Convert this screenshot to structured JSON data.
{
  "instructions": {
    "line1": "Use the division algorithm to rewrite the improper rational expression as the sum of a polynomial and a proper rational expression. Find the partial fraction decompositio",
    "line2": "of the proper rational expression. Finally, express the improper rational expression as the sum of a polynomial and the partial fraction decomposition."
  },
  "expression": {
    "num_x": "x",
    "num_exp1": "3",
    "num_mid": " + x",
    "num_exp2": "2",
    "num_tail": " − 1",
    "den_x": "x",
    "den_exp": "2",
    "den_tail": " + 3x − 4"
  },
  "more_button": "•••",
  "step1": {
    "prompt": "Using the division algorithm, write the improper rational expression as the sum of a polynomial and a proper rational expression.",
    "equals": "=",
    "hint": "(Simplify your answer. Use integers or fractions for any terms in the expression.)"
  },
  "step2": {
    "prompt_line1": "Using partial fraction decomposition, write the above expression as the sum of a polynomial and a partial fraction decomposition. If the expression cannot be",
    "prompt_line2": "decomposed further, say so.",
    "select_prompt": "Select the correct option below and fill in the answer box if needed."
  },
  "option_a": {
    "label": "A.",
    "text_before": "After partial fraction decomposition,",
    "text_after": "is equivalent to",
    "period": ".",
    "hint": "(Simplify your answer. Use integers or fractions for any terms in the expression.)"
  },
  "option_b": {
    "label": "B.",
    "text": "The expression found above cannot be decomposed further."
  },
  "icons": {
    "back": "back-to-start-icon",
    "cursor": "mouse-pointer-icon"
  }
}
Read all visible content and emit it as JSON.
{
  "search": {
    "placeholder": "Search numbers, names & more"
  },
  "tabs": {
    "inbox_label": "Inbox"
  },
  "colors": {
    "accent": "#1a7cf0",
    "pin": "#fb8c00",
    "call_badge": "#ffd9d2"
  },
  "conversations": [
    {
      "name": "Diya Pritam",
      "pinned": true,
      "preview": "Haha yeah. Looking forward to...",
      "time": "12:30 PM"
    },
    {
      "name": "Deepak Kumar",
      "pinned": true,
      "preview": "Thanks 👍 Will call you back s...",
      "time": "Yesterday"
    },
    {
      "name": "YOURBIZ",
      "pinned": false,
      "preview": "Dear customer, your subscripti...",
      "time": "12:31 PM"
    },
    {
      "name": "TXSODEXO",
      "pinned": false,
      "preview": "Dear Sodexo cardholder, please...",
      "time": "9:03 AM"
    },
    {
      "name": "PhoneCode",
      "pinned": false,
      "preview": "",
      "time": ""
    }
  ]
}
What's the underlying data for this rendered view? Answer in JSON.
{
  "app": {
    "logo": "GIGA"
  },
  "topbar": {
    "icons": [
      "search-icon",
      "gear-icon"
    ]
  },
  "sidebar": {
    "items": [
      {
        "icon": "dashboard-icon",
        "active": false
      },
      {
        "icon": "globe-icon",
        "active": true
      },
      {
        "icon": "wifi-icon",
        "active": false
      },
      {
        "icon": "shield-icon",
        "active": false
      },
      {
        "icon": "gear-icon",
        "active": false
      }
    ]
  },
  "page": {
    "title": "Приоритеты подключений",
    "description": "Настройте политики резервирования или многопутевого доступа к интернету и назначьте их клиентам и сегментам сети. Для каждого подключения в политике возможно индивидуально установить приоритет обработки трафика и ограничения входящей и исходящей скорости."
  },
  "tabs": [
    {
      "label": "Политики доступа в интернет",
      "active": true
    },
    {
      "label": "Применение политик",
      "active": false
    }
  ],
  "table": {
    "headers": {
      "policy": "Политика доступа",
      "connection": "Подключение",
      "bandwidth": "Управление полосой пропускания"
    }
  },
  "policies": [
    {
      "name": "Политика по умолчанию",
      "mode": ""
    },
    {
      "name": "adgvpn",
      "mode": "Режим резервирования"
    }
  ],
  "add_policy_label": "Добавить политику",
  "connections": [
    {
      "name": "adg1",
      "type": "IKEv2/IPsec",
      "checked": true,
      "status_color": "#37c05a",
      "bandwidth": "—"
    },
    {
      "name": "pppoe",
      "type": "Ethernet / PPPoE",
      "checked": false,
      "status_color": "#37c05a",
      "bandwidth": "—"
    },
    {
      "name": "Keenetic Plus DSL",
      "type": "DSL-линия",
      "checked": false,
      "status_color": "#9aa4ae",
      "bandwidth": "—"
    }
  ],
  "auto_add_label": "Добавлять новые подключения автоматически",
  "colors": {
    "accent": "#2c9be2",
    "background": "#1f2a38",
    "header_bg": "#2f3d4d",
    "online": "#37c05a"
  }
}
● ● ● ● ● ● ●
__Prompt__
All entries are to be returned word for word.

__Solved problem__
Convert this screenshot to structured JSON data.
{
  "instructions": {
    "line1": "Use the division algorithm to rewrite the improper rational expression as the sum of a polynomial and a proper rational expression. Find the partial fraction decompositio",
    "line2": "of the proper rational expression. Finally, express the improper rational expression as the sum of a polynomial and the partial fraction decomposition."
  },
  "expression": {
    "num_x": "x",
    "num_exp1": "3",
    "num_mid": " + x",
    "num_exp2": "2",
    "num_tail": " − 1",
    "den_x": "x",
    "den_exp": "2",
    "den_tail": " + 3x − 4"
  },
  "more_button": "•••",
  "step1": {
    "prompt": "Using the division algorithm, write the improper rational expression as the sum of a polynomial and a proper rational expression.",
    "equals": "=",
    "hint": "(Simplify your answer. Use integers or fractions for any terms in the expression.)"
  },
  "step2": {
    "prompt_line1": "Using partial fraction decomposition, write the above expression as the sum of a polynomial and a partial fraction decomposition. If the expression cannot be",
    "prompt_line2": "decomposed further, say so.",
    "select_prompt": "Select the correct option below and fill in the answer box if needed."
  },
  "option_a": {
    "label": "A.",
    "text_before": "After partial fraction decomposition,",
    "text_after": "is equivalent to",
    "period": ".",
    "hint": "(Simplify your answer. Use integers or fractions for any terms in the expression.)"
  },
  "option_b": {
    "label": "B.",
    "text": "The expression found above cannot be decomposed further."
  },
  "icons": {
    "back": "back-to-start-icon",
    "cursor": "mouse-pointer-icon"
  }
}
Read all visible content and emit it as JSON.
{
  "search": {
    "placeholder": "Search numbers, names & more"
  },
  "tabs": {
    "inbox_label": "Inbox"
  },
  "colors": {
    "accent": "#1a7cf0",
    "pin": "#fb8c00",
    "call_badge": "#ffd9d2"
  },
  "conversations": [
    {
      "name": "Diya Pritam",
      "pinned": true,
      "preview": "Haha yeah. Looking forward to...",
      "time": "12:30 PM"
    },
    {
      "name": "Deepak Kumar",
      "pinned": true,
      "preview": "Thanks 👍 Will call you back s...",
      "time": "Yesterday"
    },
    {
      "name": "YOURBIZ",
      "pinned": false,
      "preview": "Dear customer, your subscripti...",
      "time": "12:31 PM"
    },
    {
      "name": "TXSODEXO",
      "pinned": false,
      "preview": "Dear Sodexo cardholder, please...",
      "time": "9:03 AM"
    },
    {
      "name": "PhoneCode",
      "pinned": false,
      "preview": "",
      "time": ""
    }
  ]
}
What's the underlying data for this rendered view? Answer in JSON.
{
  "app": {
    "logo": "GIGA"
  },
  "topbar": {
    "icons": [
      "search-icon",
      "gear-icon"
    ]
  },
  "sidebar": {
    "items": [
      {
        "icon": "dashboard-icon",
        "active": false
      },
      {
        "icon": "globe-icon",
        "active": true
      },
      {
        "icon": "wifi-icon",
        "active": false
      },
      {
        "icon": "shield-icon",
        "active": false
      },
      {
        "icon": "gear-icon",
        "active": false
      }
    ]
  },
  "page": {
    "title": "Приоритеты подключений",
    "description": "Настройте политики резервирования или многопутевого доступа к интернету и назначьте их клиентам и сегментам сети. Для каждого подключения в политике возможно индивидуально установить приоритет обработки трафика и ограничения входящей и исходящей скорости."
  },
  "tabs": [
    {
      "label": "Политики доступа в интернет",
      "active": true
    },
    {
      "label": "Применение политик",
      "active": false
    }
  ],
  "table": {
    "headers": {
      "policy": "Политика доступа",
      "connection": "Подключение",
      "bandwidth": "Управление полосой пропускания"
    }
  },
  "policies": [
    {
      "name": "Политика по умолчанию",
      "mode": ""
    },
    {
      "name": "adgvpn",
      "mode": "Режим резервирования"
    }
  ],
  "add_policy_label": "Добавить политику",
  "connections": [
    {
      "name": "adg1",
      "type": "IKEv2/IPsec",
      "checked": true,
      "status_color": "#37c05a",
      "bandwidth": "—"
    },
    {
      "name": "pppoe",
      "type": "Ethernet / PPPoE",
      "checked": false,
      "status_color": "#37c05a",
      "bandwidth": "—"
    },
    {
      "name": "Keenetic Plus DSL",
      "type": "DSL-линия",
      "checked": false,
      "status_color": "#9aa4ae",
      "bandwidth": "—"
    }
  ],
  "auto_add_label": "Добавлять новые подключения автоматически",
  "colors": {
    "accent": "#2c9be2",
    "background": "#1f2a38",
    "header_bg": "#2f3d4d",
    "online": "#37c05a"
  }
}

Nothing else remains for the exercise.